Due Tuesday March 4 at the beginning of lecture.
We defined translations of a language in another and interpretations between theories. These notions allow us to state a more general version of the incompleteness results.
We then defined Turing machines.
We proved the Kanamori-McAloon result on regressive functions as a corollary of Ramsey’s theorem, and proved, using the method of indicators, that it cannot be proven in .
We sketched the method of indicators and the hierarchy of fast-growing functions as techniques to prove independence in . Then we proved Ramsey’s theorem. We will use the method of indicators to show the Kanamori-McAloon theorem that the version of Ramsey’s theorem for regressive functions is not provable in .
We presented the provability conditions and showed how a theory with a provability predicate satisfies the second incompleteness theorem. We showed several remarks about the incompleteness results, including Rosser’s proof of the first incompleteness theorem, and Löb’s theorem on sentences asserting their own provability.

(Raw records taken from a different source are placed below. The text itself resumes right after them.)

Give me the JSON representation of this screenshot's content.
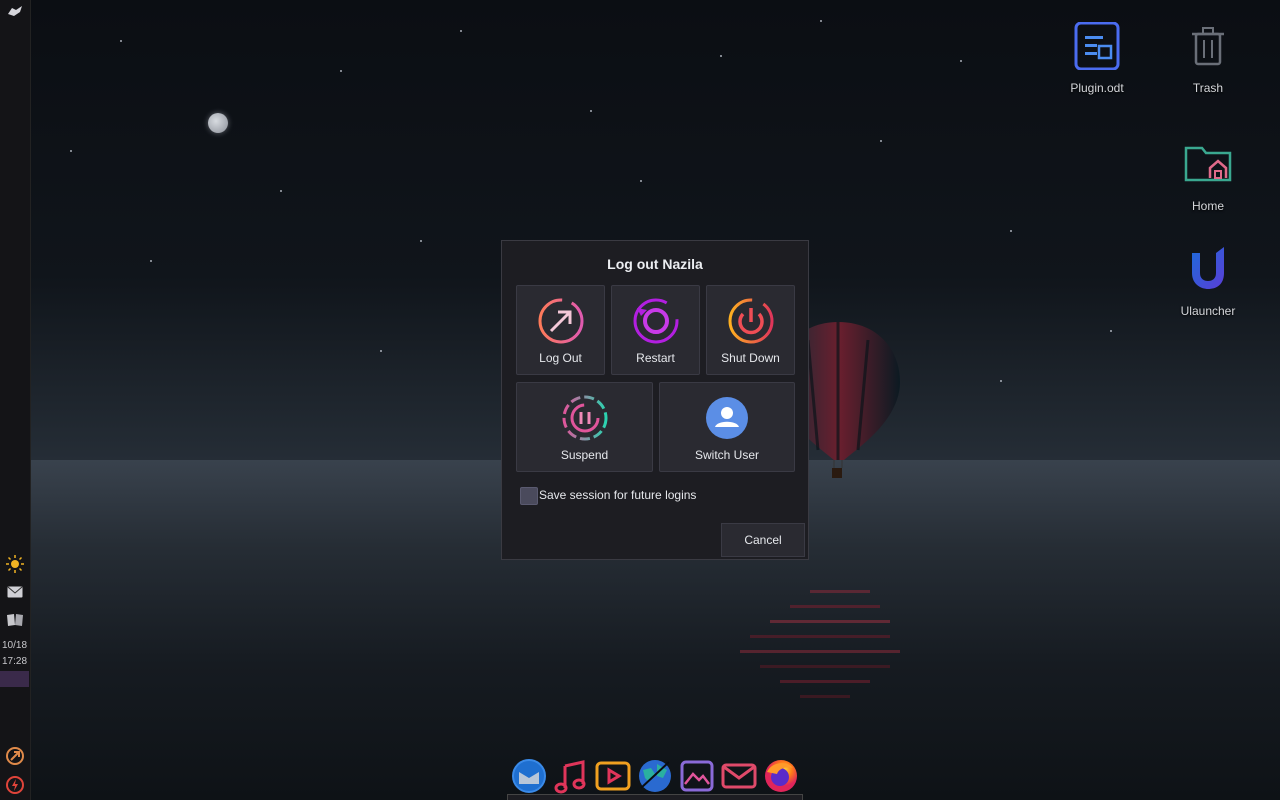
{
  "desktop": {
    "icons": [
      {
        "label": "Plugin.odt",
        "icon": "document-icon"
      },
      {
        "label": "Trash",
        "icon": "trash-icon"
      },
      {
        "label": "Home",
        "icon": "home-folder-icon"
      },
      {
        "label": "Ulauncher",
        "icon": "ulauncher-icon"
      }
    ]
  },
  "panel": {
    "date": "10/18",
    "time": "17:28",
    "items": [
      "whisker-menu-icon",
      "weather-icon",
      "mail-icon",
      "book-icon",
      "logout-icon",
      "power-icon"
    ]
  },
  "dialog": {
    "title": "Log out Nazila",
    "buttons": {
      "logout": "Log Out",
      "restart": "Restart",
      "shutdown": "Shut Down",
      "suspend": "Suspend",
      "switch_user": "Switch User"
    },
    "save_session_label": "Save session for future logins",
    "save_session_checked": false,
    "cancel": "Cancel"
  },
  "dock": {
    "apps": [
      "thunderbird-icon",
      "music-icon",
      "video-player-icon",
      "browser-globe-icon",
      "image-viewer-icon",
      "mail-client-icon",
      "firefox-icon"
    ]
  },
  "colors": {
    "dialog_bg": "#1d1d22",
    "button_bg": "#2a2a31",
    "accent_pink": "#e0559b",
    "accent_purple": "#b21fe0",
    "accent_orange": "#ff8a3d"
  }
}
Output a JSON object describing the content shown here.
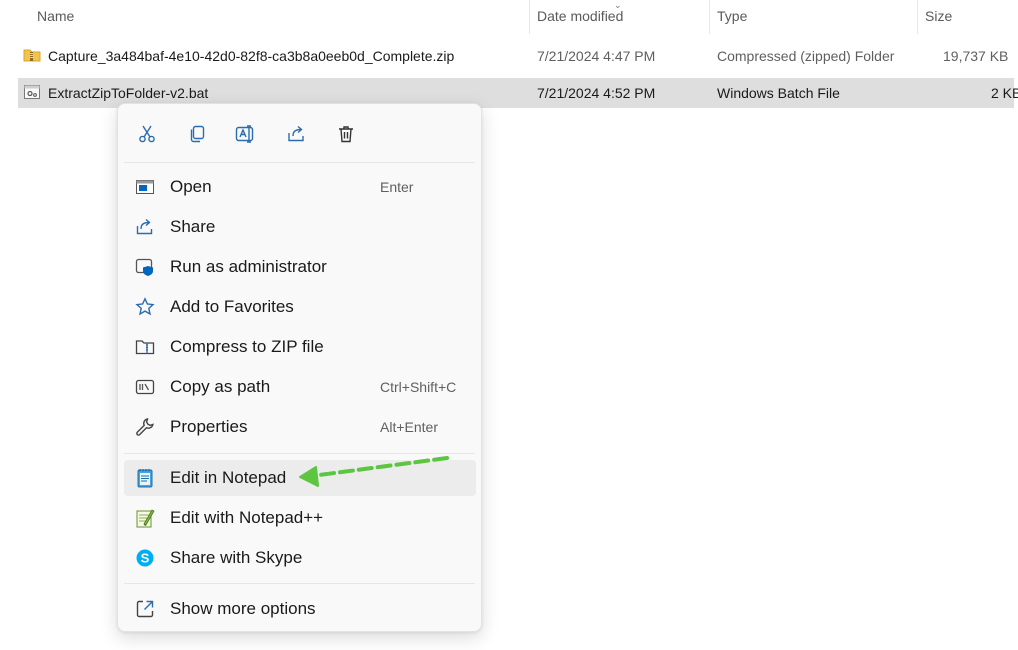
{
  "columns": {
    "name": "Name",
    "date_modified": "Date modified",
    "type": "Type",
    "size": "Size"
  },
  "files": [
    {
      "name": "Capture_3a484baf-4e10-42d0-82f8-ca3b8a0eeb0d_Complete.zip",
      "date": "7/21/2024 4:47 PM",
      "type": "Compressed (zipped) Folder",
      "size": "19,737 KB",
      "icon": "zip-folder-icon",
      "selected": false
    },
    {
      "name": "ExtractZipToFolder-v2.bat",
      "date": "7/21/2024 4:52 PM",
      "type": "Windows Batch File",
      "size": "2 KB",
      "icon": "batch-file-icon",
      "selected": true
    }
  ],
  "context_menu": {
    "quick_actions": [
      "cut-icon",
      "copy-icon",
      "rename-icon",
      "share-icon",
      "delete-icon"
    ],
    "items": [
      {
        "label": "Open",
        "shortcut": "Enter",
        "icon": "open-icon"
      },
      {
        "label": "Share",
        "shortcut": "",
        "icon": "share-icon"
      },
      {
        "label": "Run as administrator",
        "shortcut": "",
        "icon": "shield-icon"
      },
      {
        "label": "Add to Favorites",
        "shortcut": "",
        "icon": "star-icon"
      },
      {
        "label": "Compress to ZIP file",
        "shortcut": "",
        "icon": "zip-icon"
      },
      {
        "label": "Copy as path",
        "shortcut": "Ctrl+Shift+C",
        "icon": "copy-path-icon"
      },
      {
        "label": "Properties",
        "shortcut": "Alt+Enter",
        "icon": "wrench-icon"
      }
    ],
    "app_items": [
      {
        "label": "Edit in Notepad",
        "icon": "notepad-icon",
        "highlighted": true
      },
      {
        "label": "Edit with Notepad++",
        "icon": "notepadpp-icon",
        "highlighted": false
      },
      {
        "label": "Share with Skype",
        "icon": "skype-icon",
        "highlighted": false
      }
    ],
    "more": {
      "label": "Show more options",
      "icon": "expand-icon"
    }
  },
  "colors": {
    "selection": "#dedede",
    "hover": "#ececec",
    "accent": "#0067c0",
    "annotation_arrow": "#5cc640"
  }
}
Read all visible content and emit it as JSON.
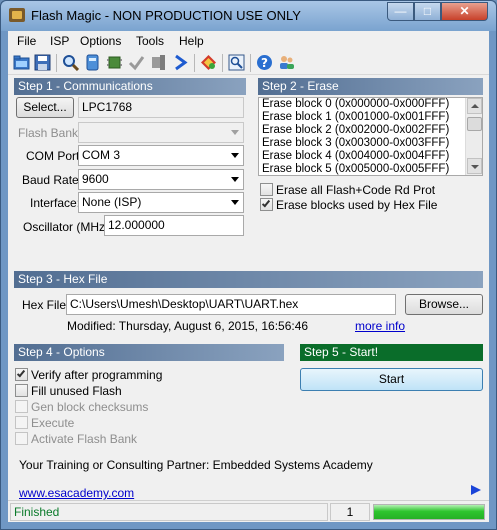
{
  "window": {
    "title": "Flash Magic - NON PRODUCTION USE ONLY",
    "controls": {
      "minimize": "—",
      "maximize": "□",
      "close": "✕"
    }
  },
  "menu": [
    "File",
    "ISP",
    "Options",
    "Tools",
    "Help"
  ],
  "toolbar": {
    "icons": [
      "open-icon",
      "save-icon",
      "search-icon",
      "memory-icon",
      "chip-icon",
      "check-icon",
      "device-icon",
      "run-icon",
      "diamond-icon",
      "zoom-window-icon",
      "help-icon",
      "users-icon"
    ]
  },
  "step1": {
    "header": "Step 1 - Communications",
    "select_button": "Select...",
    "device": "LPC1768",
    "flash_bank_label": "Flash Bank:",
    "flash_bank_value": "",
    "com_port_label": "COM Port:",
    "com_port_value": "COM 3",
    "baud_rate_label": "Baud Rate:",
    "baud_rate_value": "9600",
    "interface_label": "Interface:",
    "interface_value": "None (ISP)",
    "oscillator_label": "Oscillator (MHz):",
    "oscillator_value": "12.000000"
  },
  "step2": {
    "header": "Step 2 - Erase",
    "blocks": [
      "Erase block 0 (0x000000-0x000FFF)",
      "Erase block 1 (0x001000-0x001FFF)",
      "Erase block 2 (0x002000-0x002FFF)",
      "Erase block 3 (0x003000-0x003FFF)",
      "Erase block 4 (0x004000-0x004FFF)",
      "Erase block 5 (0x005000-0x005FFF)"
    ],
    "erase_all_label": "Erase all Flash+Code Rd Prot",
    "erase_all_checked": false,
    "erase_used_label": "Erase blocks used by Hex File",
    "erase_used_checked": true
  },
  "step3": {
    "header": "Step 3 - Hex File",
    "hex_label": "Hex File:",
    "hex_path": "C:\\Users\\Umesh\\Desktop\\UART\\UART.hex",
    "browse_button": "Browse...",
    "modified_text": "Modified: Thursday, August 6, 2015, 16:56:46",
    "more_info": "more info"
  },
  "step4": {
    "header": "Step 4 - Options",
    "options": [
      {
        "label": "Verify after programming",
        "checked": true,
        "enabled": true
      },
      {
        "label": "Fill unused Flash",
        "checked": false,
        "enabled": true
      },
      {
        "label": "Gen block checksums",
        "checked": false,
        "enabled": false
      },
      {
        "label": "Execute",
        "checked": false,
        "enabled": false
      },
      {
        "label": "Activate Flash Bank",
        "checked": false,
        "enabled": false
      }
    ]
  },
  "step5": {
    "header": "Step 5 - Start!",
    "start_button": "Start"
  },
  "partner_text": "Your Training or Consulting Partner: Embedded Systems Academy",
  "website": "www.esacademy.com",
  "status": {
    "text": "Finished",
    "count": "1",
    "progress": 1.0
  },
  "colors": {
    "panel_header": "#526e92",
    "step5_header": "#0a6d2a",
    "progress_fill": "#2ec52e",
    "link": "#0000cc"
  }
}
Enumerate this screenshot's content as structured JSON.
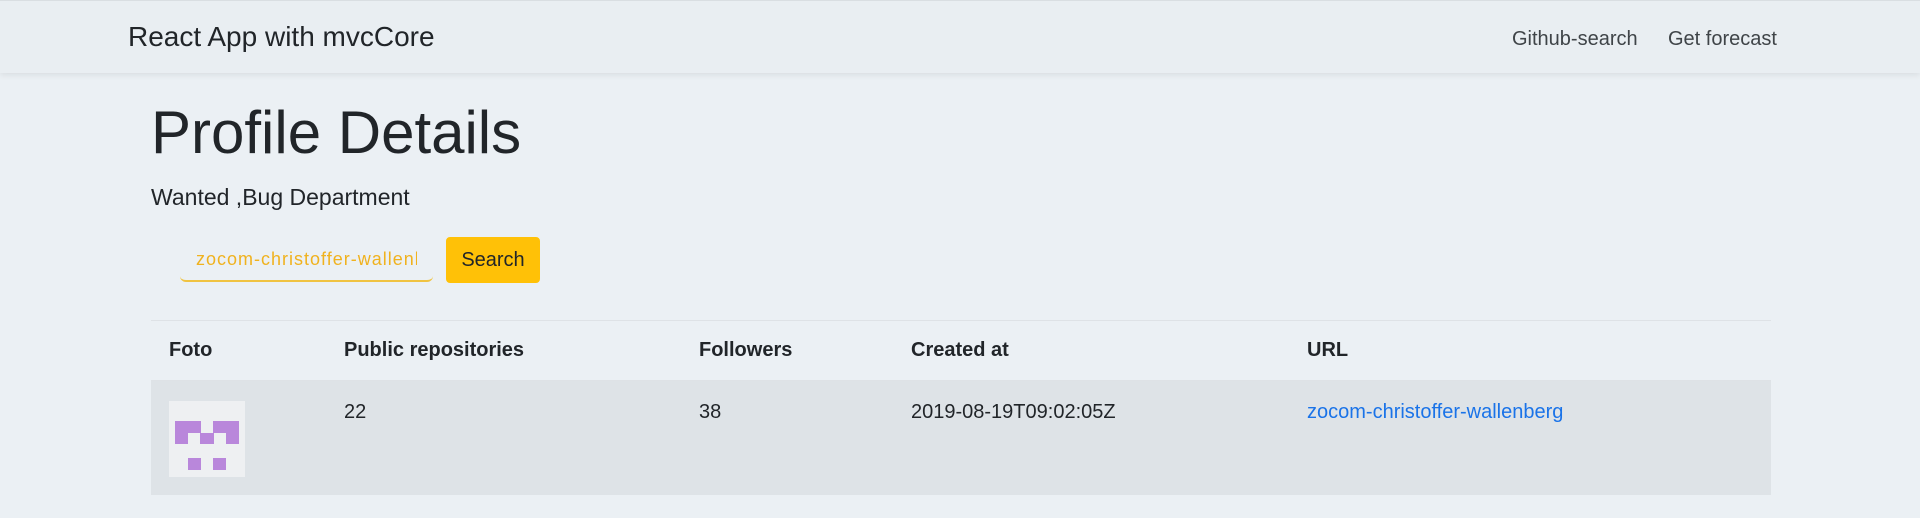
{
  "navbar": {
    "brand": "React App with mvcCore",
    "links": [
      "Github-search",
      "Get forecast"
    ]
  },
  "page": {
    "title": "Profile Details",
    "subtitle": "Wanted ,Bug Department"
  },
  "search": {
    "value": "zocom-christoffer-wallenberg",
    "button_label": "Search"
  },
  "table": {
    "headers": [
      "Foto",
      "Public repositories",
      "Followers",
      "Created at",
      "URL"
    ],
    "rows": [
      {
        "foto": "avatar-identicon",
        "public_repositories": "22",
        "followers": "38",
        "created_at": "2019-08-19T09:02:05Z",
        "url": "zocom-christoffer-wallenberg"
      }
    ]
  },
  "colors": {
    "page_background": "#ebf0f4",
    "accent": "#ffc107",
    "link": "#1a73e8",
    "avatar_pixel": "#b987db"
  }
}
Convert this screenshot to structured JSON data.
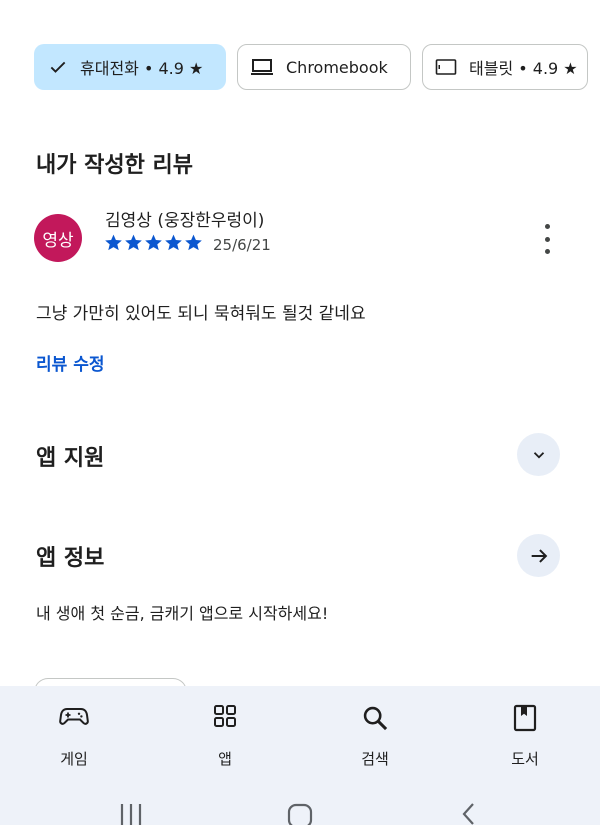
{
  "filters": [
    {
      "label": "휴대전화 • 4.9 ★",
      "icon": "check-icon",
      "selected": true
    },
    {
      "label": "Chromebook",
      "icon": "laptop-icon",
      "selected": false
    },
    {
      "label": "태블릿 • 4.9 ★",
      "icon": "tablet-icon",
      "selected": false
    }
  ],
  "my_review": {
    "section_title": "내가 작성한 리뷰",
    "avatar_text": "영상",
    "reviewer_name": "김영상 (웅장한우렁이)",
    "rating": 5,
    "date": "25/6/21",
    "text": "그냥 가만히 있어도 되니 묵혀둬도 될것 같네요",
    "edit_label": "리뷰 수정"
  },
  "app_support": {
    "title": "앱 지원",
    "icon": "chevron-down-icon"
  },
  "app_info": {
    "title": "앱 정보",
    "icon": "arrow-right-icon",
    "description": "내 생애 첫 순금, 금캐기 앱으로 시작하세요!"
  },
  "bottom_nav": [
    {
      "label": "게임",
      "icon": "gamepad-icon"
    },
    {
      "label": "앱",
      "icon": "apps-grid-icon"
    },
    {
      "label": "검색",
      "icon": "search-icon"
    },
    {
      "label": "도서",
      "icon": "book-icon"
    }
  ],
  "colors": {
    "accent": "#0b57d0",
    "chip_selected": "#c2e7ff",
    "avatar": "#c2185b",
    "nav_bg": "#eef2f9"
  }
}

We closed with some examples of “mathematically meaningful” sentences independent of .
We showed that proves the completeness theorem. We then proved the second incompleteness theorem using the result on completeness, the fact that if a model of thinks that it contains a model of then we can really see this latter model, and the diagonal lemma.
For a while now I have been thinking about structural restrictions that elementary embeddings must satisfy in set theory. Some of my findings were reported in Oaxaca during the XIII SLALM. An updated version of these results has been accepted for publication in the Proceedings of the Logic Coloquium 2007. You can find it in my papers page.